Tomorrow many of us give thanks for our families, our health, and the food at the table; but while we feast in comfort, areas of New York and New Jersey have yet to bounce back after Hurricane Sandy. One place that does have something to be thankful for is Atlantic City and many of the businesses there, which, miraculously, didn’t suffer as much damage as you might think.

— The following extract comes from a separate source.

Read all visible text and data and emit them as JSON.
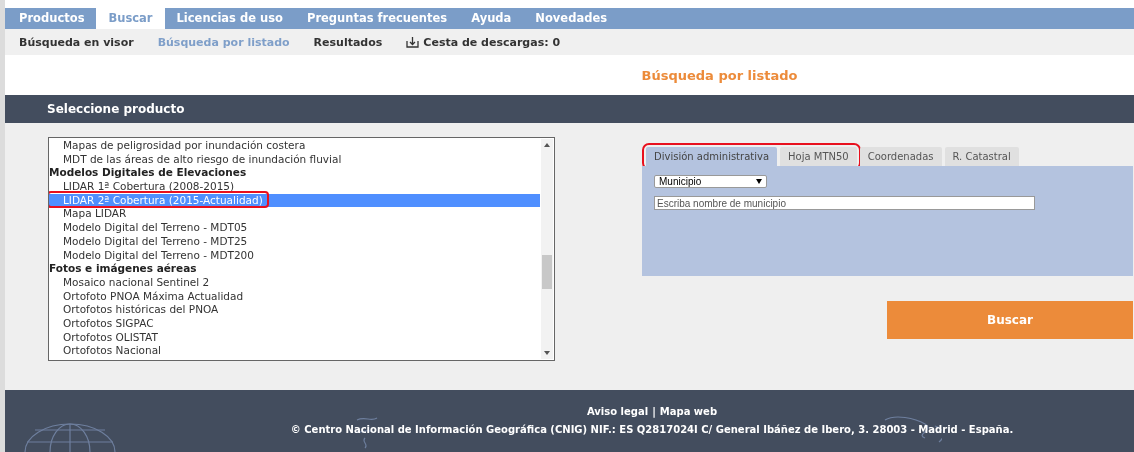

“Thankfully we were not structurally affected,” said chef Alain Allegretti, a partner at Azure by Allegretti in Atlantic City. “Besides being closed for a total of 12 days, the only problem we had was contaminated water.” John Meadow, a principal/founder at LDV Hospitality, which owns and operates three restaurants at Revel Resorts, mirrored that sentiment and said, “The overall theme [of the hurricane] seems to be that it’s terribly devastating in the surrounding areas, but in Atlantic City you couldn’t see any effect. We lost food when we shut down, but Atlantic City proper is surprisingly in good shape.”

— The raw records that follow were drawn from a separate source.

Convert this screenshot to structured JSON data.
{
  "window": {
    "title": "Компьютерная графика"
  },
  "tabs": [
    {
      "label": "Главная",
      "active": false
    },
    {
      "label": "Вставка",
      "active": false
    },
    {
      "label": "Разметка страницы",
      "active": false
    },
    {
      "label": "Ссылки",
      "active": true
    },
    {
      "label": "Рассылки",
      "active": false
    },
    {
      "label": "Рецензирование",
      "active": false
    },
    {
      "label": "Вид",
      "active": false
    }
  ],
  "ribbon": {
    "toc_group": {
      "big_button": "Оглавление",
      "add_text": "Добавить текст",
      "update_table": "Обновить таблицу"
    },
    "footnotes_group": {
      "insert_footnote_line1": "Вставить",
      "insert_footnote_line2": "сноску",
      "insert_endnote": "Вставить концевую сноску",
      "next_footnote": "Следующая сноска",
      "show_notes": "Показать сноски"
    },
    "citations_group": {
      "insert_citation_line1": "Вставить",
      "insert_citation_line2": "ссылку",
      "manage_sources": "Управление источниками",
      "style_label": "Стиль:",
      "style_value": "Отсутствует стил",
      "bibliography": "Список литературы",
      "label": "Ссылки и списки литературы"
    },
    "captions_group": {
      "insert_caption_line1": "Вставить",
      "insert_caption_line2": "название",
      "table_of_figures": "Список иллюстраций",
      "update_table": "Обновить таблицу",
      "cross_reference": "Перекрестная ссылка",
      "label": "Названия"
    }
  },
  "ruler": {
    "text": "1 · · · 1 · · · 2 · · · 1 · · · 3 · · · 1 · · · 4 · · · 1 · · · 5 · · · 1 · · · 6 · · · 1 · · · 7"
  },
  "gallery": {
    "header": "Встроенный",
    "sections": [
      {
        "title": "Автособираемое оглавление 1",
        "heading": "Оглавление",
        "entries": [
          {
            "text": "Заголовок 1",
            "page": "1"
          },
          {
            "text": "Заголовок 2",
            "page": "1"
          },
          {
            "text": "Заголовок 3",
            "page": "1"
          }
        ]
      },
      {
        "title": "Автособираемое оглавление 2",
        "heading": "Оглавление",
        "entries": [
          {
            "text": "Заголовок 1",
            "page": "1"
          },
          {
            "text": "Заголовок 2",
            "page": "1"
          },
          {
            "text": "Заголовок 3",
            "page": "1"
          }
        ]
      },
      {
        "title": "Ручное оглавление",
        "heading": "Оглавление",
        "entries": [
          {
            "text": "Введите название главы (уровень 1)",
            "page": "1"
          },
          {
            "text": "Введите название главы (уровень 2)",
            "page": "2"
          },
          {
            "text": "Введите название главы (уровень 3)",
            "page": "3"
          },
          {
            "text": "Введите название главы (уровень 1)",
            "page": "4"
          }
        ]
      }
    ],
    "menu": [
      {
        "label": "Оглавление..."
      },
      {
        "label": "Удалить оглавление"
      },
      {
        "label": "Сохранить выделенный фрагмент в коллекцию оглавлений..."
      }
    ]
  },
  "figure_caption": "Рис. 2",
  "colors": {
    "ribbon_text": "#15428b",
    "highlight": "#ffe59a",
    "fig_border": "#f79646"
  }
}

The worst damage to the area occurred in the residential area, ABC reported:
“The Atlantic City Boardwalk that was washed out by Hurricane Sandy is an area limited to the Boardwalk fronting the Absecon Inlet only,” Thomas R. Gilbert, District Commander of the Atlantic City Tourism District, told ABC News following our initial report on the damage. “That small section of the Boardwalk is located in South Inlet, a prominent residential section of Atlantic City.”
While everyone just assumed the glitzy, seaside gambling town was washed away, and earlier reports said as much, actually, it’s not too bad. Yes, since most people don’t know that, they haven’t had much business since Hurricane Sandy.
“People think it’s under water, but that’s not the case,” said Meadow. “Business has been significantly hurt by virtue of this general fear factor.”
Meadow isn’t callous to his neighbor’s plight, he said, “You don’t think about having good steaks, good wine, and whole fish when your neighbor just lost his house.” However, he mentioned the majority of their customers that first week were people who had just lost everything and needed a little escape from the wreckage.
Now, he and other Atlantic City business owners are urging others to take break from reality and head to the one part of the New Jersey shore that survived the storm. In the end, it appears a little debauchery pays off.